------ MATERIAL FOR THE TASK ------

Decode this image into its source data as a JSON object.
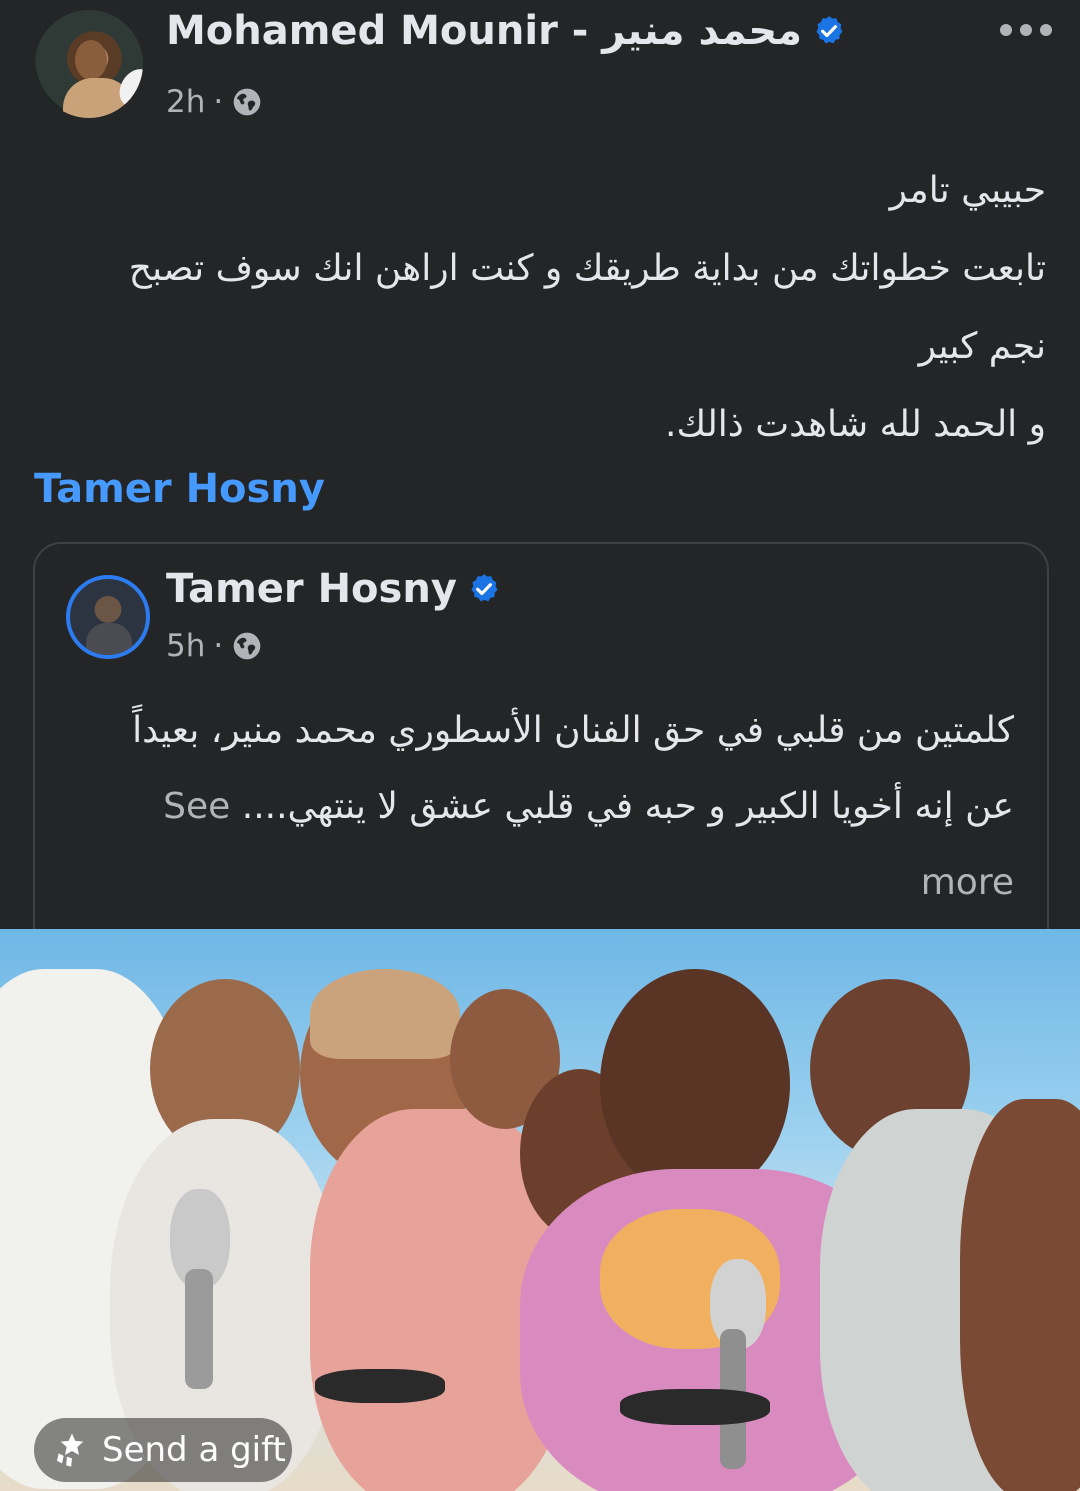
{
  "post": {
    "author": "Mohamed Mounir - محمد منير",
    "time": "2h",
    "separator": "·",
    "privacy_icon": "globe-icon",
    "menu_icon": "more-dots-icon",
    "text_lines": [
      "حبيبي تامر",
      "تابعت خطواتك من بداية طريقك و كنت اراهن انك سوف تصبح",
      "نجم كبير",
      "و الحمد لله شاهدت ذالك."
    ],
    "mention": "Tamer Hosny"
  },
  "shared": {
    "author": "Tamer Hosny",
    "time": "5h",
    "separator": "·",
    "text": "كلمتين من قلبي في حق الفنان الأسطوري محمد منير، بعيداً عن إنه أخويا الكبير و حبه في قلبي عشق لا ينتهي....",
    "see_more": "See more"
  },
  "gift": {
    "label": "Send a gift",
    "icon": "gift-icon"
  },
  "colors": {
    "background": "#242526",
    "text": "#e4e6eb",
    "secondary": "#b0b3b8",
    "link": "#4599ff",
    "verified": "#1b74e4"
  }
}
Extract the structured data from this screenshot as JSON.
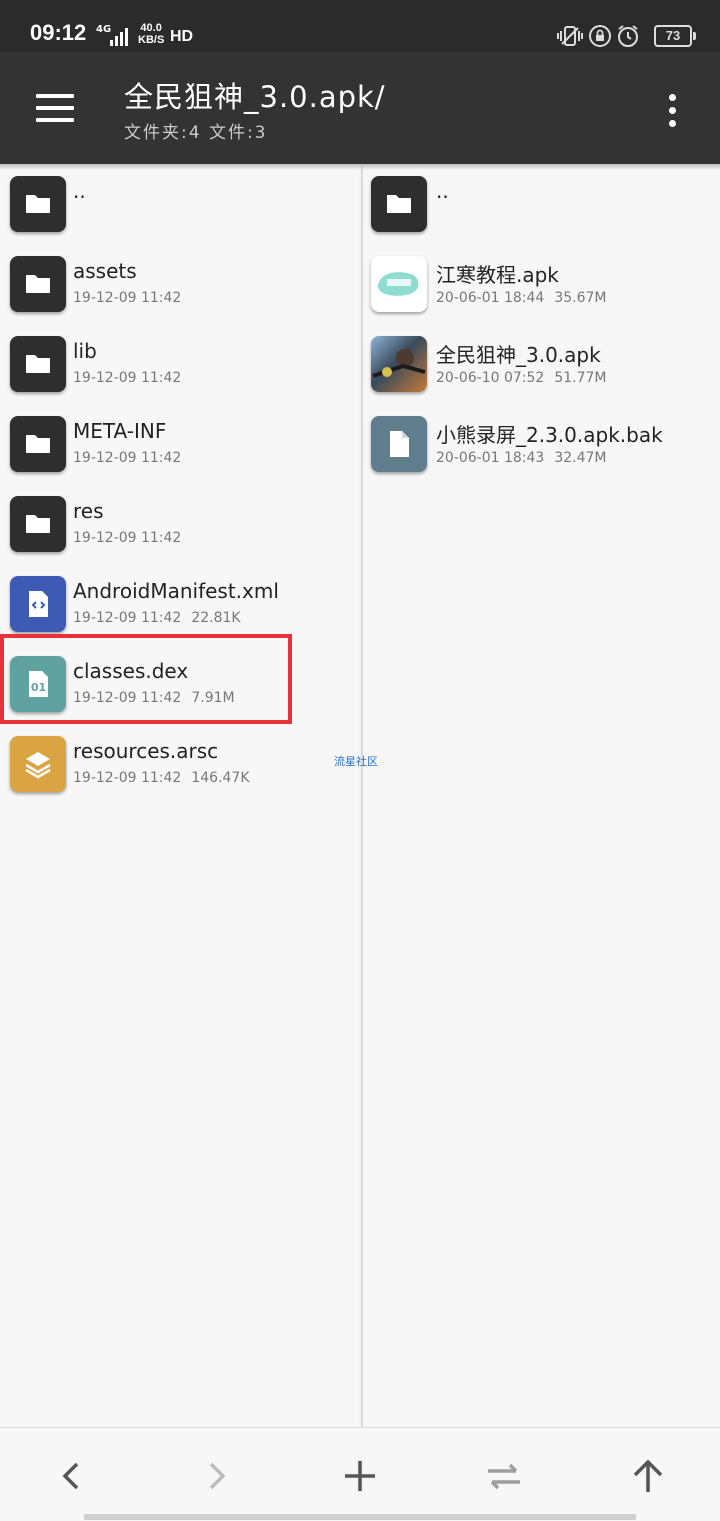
{
  "status": {
    "time": "09:12",
    "network": "4G",
    "speed_value": "40.0",
    "speed_unit": "KB/S",
    "hd": "HD",
    "battery": "73",
    "icons": [
      "signal-icon",
      "vibrate-icon",
      "lock-rotation-icon",
      "alarm-icon",
      "battery-icon"
    ]
  },
  "appbar": {
    "title": "全民狙神_3.0.apk/",
    "subtitle": "文件夹:4 文件:3",
    "menu_icon": "hamburger-menu-icon",
    "more_icon": "more-vertical-icon"
  },
  "left_pane": {
    "items": [
      {
        "name": "..",
        "date": "",
        "size": "",
        "icon": "folder-icon"
      },
      {
        "name": "assets",
        "date": "19-12-09 11:42",
        "size": "",
        "icon": "folder-icon"
      },
      {
        "name": "lib",
        "date": "19-12-09 11:42",
        "size": "",
        "icon": "folder-icon"
      },
      {
        "name": "META-INF",
        "date": "19-12-09 11:42",
        "size": "",
        "icon": "folder-icon"
      },
      {
        "name": "res",
        "date": "19-12-09 11:42",
        "size": "",
        "icon": "folder-icon"
      },
      {
        "name": "AndroidManifest.xml",
        "date": "19-12-09 11:42",
        "size": "22.81K",
        "icon": "xml-file-icon"
      },
      {
        "name": "classes.dex",
        "date": "19-12-09 11:42",
        "size": "7.91M",
        "icon": "dex-file-icon",
        "icon_text": "01"
      },
      {
        "name": "resources.arsc",
        "date": "19-12-09 11:42",
        "size": "146.47K",
        "icon": "layers-file-icon"
      }
    ]
  },
  "right_pane": {
    "items": [
      {
        "name": "..",
        "date": "",
        "size": "",
        "icon": "folder-icon"
      },
      {
        "name": "江寒教程.apk",
        "date": "20-06-01 18:44",
        "size": "35.67M",
        "icon": "apk-app-icon"
      },
      {
        "name": "全民狙神_3.0.apk",
        "date": "20-06-10 07:52",
        "size": "51.77M",
        "icon": "game-app-icon"
      },
      {
        "name": "小熊录屏_2.3.0.apk.bak",
        "date": "20-06-01 18:43",
        "size": "32.47M",
        "icon": "generic-file-icon"
      }
    ]
  },
  "watermark": "流星社区",
  "highlight_color": "#e8313b",
  "bottom_bar": {
    "buttons": [
      "back-icon",
      "forward-icon",
      "add-icon",
      "swap-icon",
      "up-icon"
    ]
  }
}
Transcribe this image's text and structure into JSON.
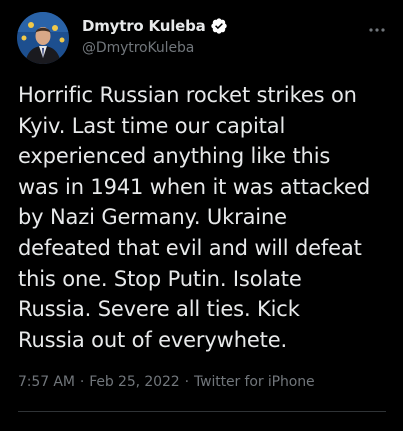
{
  "author": {
    "name": "Dmytro Kuleba",
    "handle": "@DmytroKuleba",
    "verified": true
  },
  "tweet": {
    "text": "Horrific Russian rocket strikes on\nKyiv. Last time our capital\nexperienced anything like this\nwas in 1941 when it was attacked\nby Nazi Germany. Ukraine\ndefeated that evil and will defeat\nthis one. Stop Putin. Isolate\nRussia. Severe all ties. Kick\nRussia out of everywhete.",
    "time": "7:57 AM",
    "separator": "·",
    "date": "Feb 25, 2022",
    "source": "Twitter for iPhone"
  },
  "icons": {
    "verified": "verified-badge-icon",
    "more": "more-options-icon"
  },
  "colors": {
    "background": "#000000",
    "text_primary": "#e7e9ea",
    "text_secondary": "#71767b",
    "divider": "#2f3336"
  }
}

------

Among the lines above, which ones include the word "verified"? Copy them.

-- ANSWER TO THE EXERCISE --
    "verified": "#1b74e4"
    "verified": true
    "verified": "verified-badge-icon",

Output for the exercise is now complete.